|12||Office Action, mailed Feb. 5, 2009 for U.S. Appl. No. 11/516,995.|
|13||Office Action, mailed Jul. 7, 2009, for U.S. Appl. No. 11/516,995.|
|14||Office Action, mailed Jul. 7, 2009, for U.S. Appl. No. 11/592,805.|
|15||Office Action, mailed Jun. 10, 2009, for U.S. Appl. No. 11/503,036.|
|16||Office Action, mailed Jun. 9, 2010, for U.S. Appl. No. 11/592,805, 24 pages.|
|17||Office Action, mailed May 26, 2010, for U.S. Appl. No. 11/503,036, 19 pages.|
|18||Office Action, mailed Oct. 16, 2008 for U.S. Appl. No. 11/516,995.|
|19||Rappaport, T., Wireless Communications: Past Events and a Future Perspective, IEEE Communications Magazine, May 2002, pp. 148-161.|
|20||Search Report, mailed Jul. 14, 2006 for application PCT/US2005/036819.|
|21||Search Report, mailed Mar. 10, 2009 for application PCT/US2007/077908.|
|International Classification||H04L12/56, H04L12/28|
|Cooperative Classification||H04W88/04, H04W84/00|
|Jan 8, 2009||AS||Assignment|
Owner name: FOLUSHA FORTE B.V., LLC, DELAWARE
Free format text: ASSIGNMENT OF ASSIGNORS INTEREST;ASSIGNOR:OSANN, ROBERT, JR.;REEL/FRAME:022074/0835
Effective date: 20081009
|Jul 10, 2012||CC||Certificate of correction|
|Jun 24, 2015||FPAY||Fee payment|
Year of fee payment: 4
|Jan 12, 2016||AS||Assignment|
Owner name: CALLAHAN CELLULAR L.L.C., DELAWARE
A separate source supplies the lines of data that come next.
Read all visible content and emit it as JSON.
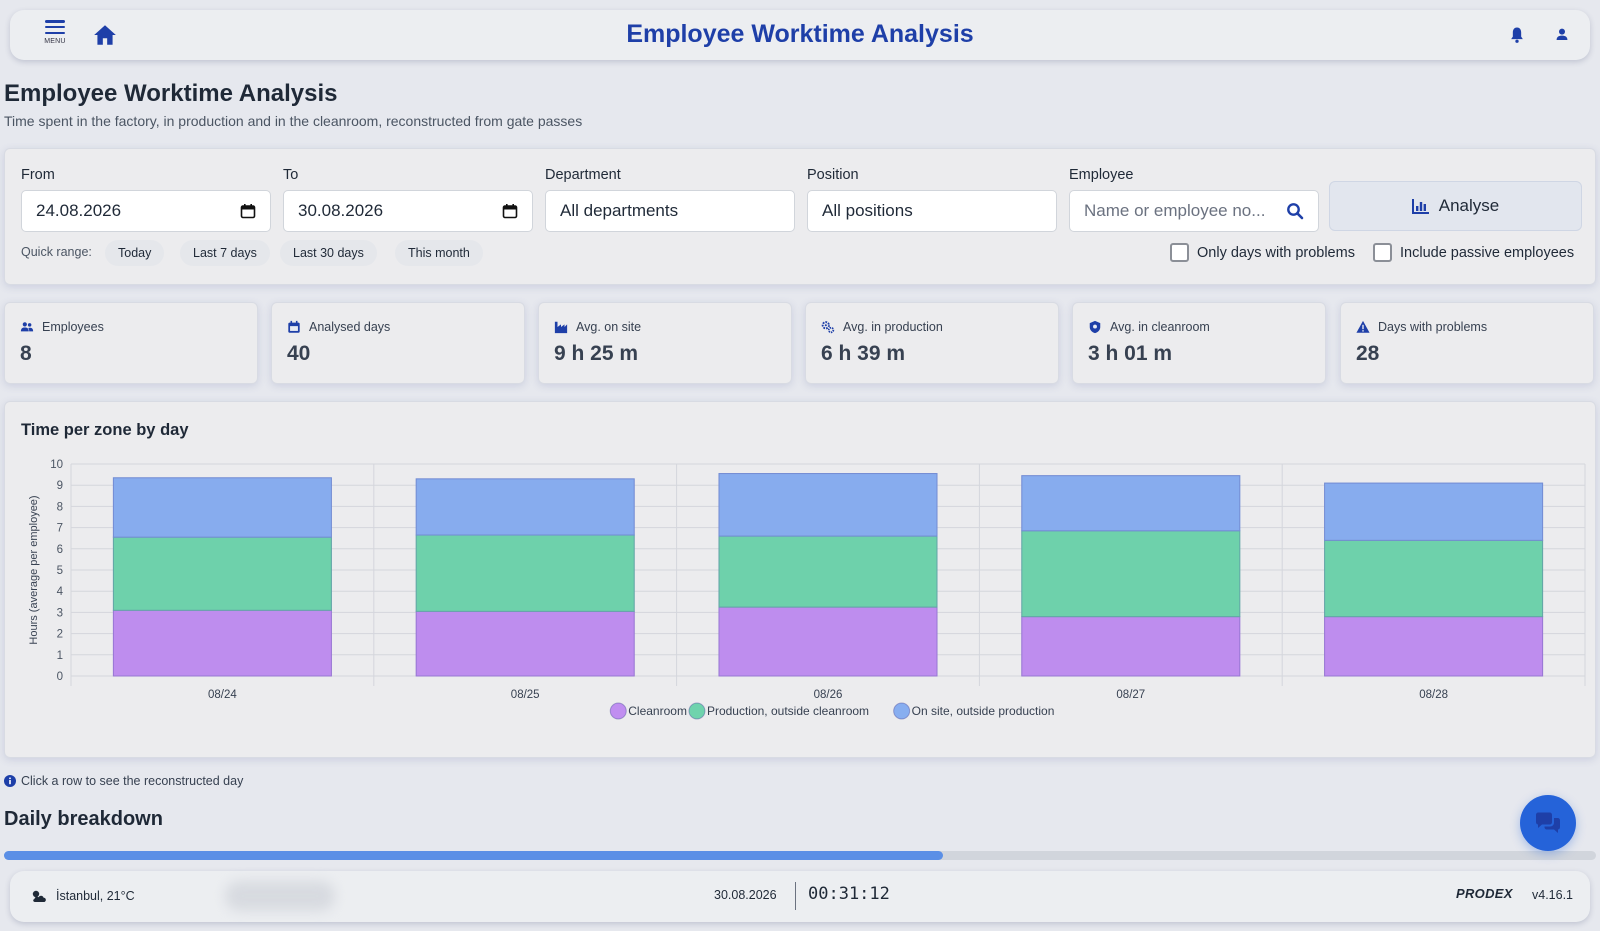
{
  "app": {
    "title": "Employee Worktime Analysis",
    "menu_label": "MENU"
  },
  "page": {
    "title": "Employee Worktime Analysis",
    "subtitle": "Time spent in the factory, in production and in the cleanroom, reconstructed from gate passes"
  },
  "filters": {
    "from_label": "From",
    "from_value": "24.08.2026",
    "to_label": "To",
    "to_value": "30.08.2026",
    "department_label": "Department",
    "department_value": "All departments",
    "position_label": "Position",
    "position_value": "All positions",
    "employee_label": "Employee",
    "employee_placeholder": "Name or employee no...",
    "analyse_label": "Analyse",
    "quick_range_label": "Quick range:",
    "quick_ranges": [
      "Today",
      "Last 7 days",
      "Last 30 days",
      "This month"
    ],
    "only_problems_label": "Only days with problems",
    "only_problems_checked": false,
    "include_passive_label": "Include passive employees",
    "include_passive_checked": false
  },
  "stats": [
    {
      "label": "Employees",
      "value": "8",
      "icon": "users-icon"
    },
    {
      "label": "Analysed days",
      "value": "40",
      "icon": "calendar-icon"
    },
    {
      "label": "Avg. on site",
      "value": "9 h 25 m",
      "icon": "factory-icon"
    },
    {
      "label": "Avg. in production",
      "value": "6 h 39 m",
      "icon": "gears-icon"
    },
    {
      "label": "Avg. in cleanroom",
      "value": "3 h 01 m",
      "icon": "shield-icon"
    },
    {
      "label": "Days with problems",
      "value": "28",
      "icon": "warning-icon"
    }
  ],
  "chart_data": {
    "type": "bar",
    "stacked": true,
    "title": "Time per zone by day",
    "ylabel": "Hours (average per employee)",
    "ylim": [
      0,
      10
    ],
    "yticks": [
      0,
      1,
      2,
      3,
      4,
      5,
      6,
      7,
      8,
      9,
      10
    ],
    "grid": true,
    "legend_position": "bottom",
    "categories": [
      "08/24",
      "08/25",
      "08/26",
      "08/27",
      "08/28"
    ],
    "series": [
      {
        "name": "Cleanroom",
        "color": "#c08ef0",
        "values": [
          3.1,
          3.05,
          3.25,
          2.8,
          2.8
        ]
      },
      {
        "name": "Production, outside cleanroom",
        "color": "#6fd3ad",
        "values": [
          3.45,
          3.6,
          3.35,
          4.05,
          3.6
        ]
      },
      {
        "name": "On site, outside production",
        "color": "#88aef0",
        "values": [
          2.8,
          2.65,
          2.95,
          2.6,
          2.7
        ]
      }
    ]
  },
  "info_note": "Click a row to see the reconstructed day",
  "daily_breakdown_title": "Daily breakdown",
  "progress_fraction": 0.59,
  "statusbar": {
    "weather": "İstanbul, 21°C",
    "date": "30.08.2026",
    "clock": "00:31:12",
    "logo": "PRODEX",
    "version": "v4.16.1"
  },
  "colors": {
    "accent": "#1e3fa8",
    "fab": "#2563d9",
    "progress": "#5b8fe6"
  }
}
Free format text: MERGER;ASSIGNOR:FOLUSHA FORTE B.V., LLC;REEL/FRAME:037487/0341
Effective date: 20150826